* _What to do_:
Please give back every entry in full, word for word, but none of the pictures.
=== Data provided ===
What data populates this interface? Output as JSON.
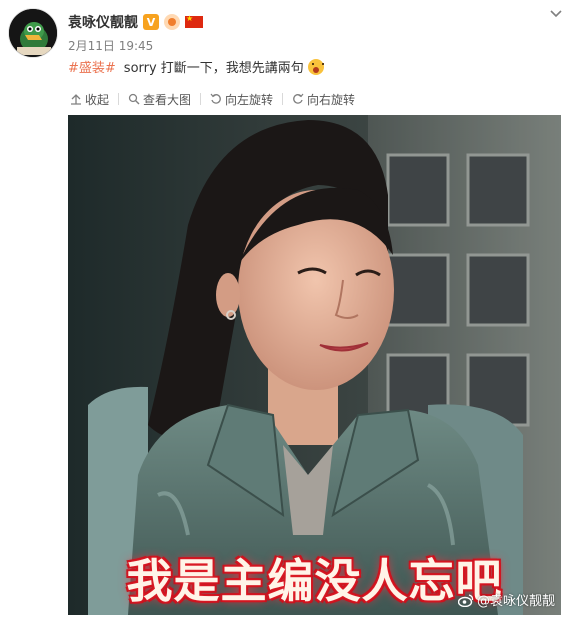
{
  "user": {
    "name": "袁咏仪靓靓",
    "verified_badge": "V"
  },
  "post": {
    "time": "2月11日 19:45",
    "hashtag": "#盛装#",
    "text": "sorry 打斷一下，我想先講兩句",
    "emoji": "surprised-face"
  },
  "toolbar": {
    "collapse_label": "收起",
    "view_large_label": "查看大图",
    "rotate_left_label": "向左旋转",
    "rotate_right_label": "向右旋转"
  },
  "image": {
    "caption": "我是主编没人忘吧",
    "watermark": "@袁咏仪靓靓"
  },
  "colors": {
    "hashtag": "#eb7350",
    "caption_glow": "#e0202a"
  }
}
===
* _Result for this task_:
What data populates this interface? Output as JSON.
{
  "user": {
    "name": "袁咏仪靓靓",
    "verified_badge": "V"
  },
  "post": {
    "time": "2月11日 19:45",
    "hashtag": "#盛装#",
    "text": "sorry 打斷一下，我想先講兩句",
    "emoji": "surprised-face"
  },
  "toolbar": {
    "collapse_label": "收起",
    "view_large_label": "查看大图",
    "rotate_left_label": "向左旋转",
    "rotate_right_label": "向右旋转"
  },
  "image": {
    "caption": "我是主编没人忘吧",
    "watermark": "@袁咏仪靓靓"
  },
  "colors": {
    "hashtag": "#eb7350",
    "caption_glow": "#e0202a"
  }
}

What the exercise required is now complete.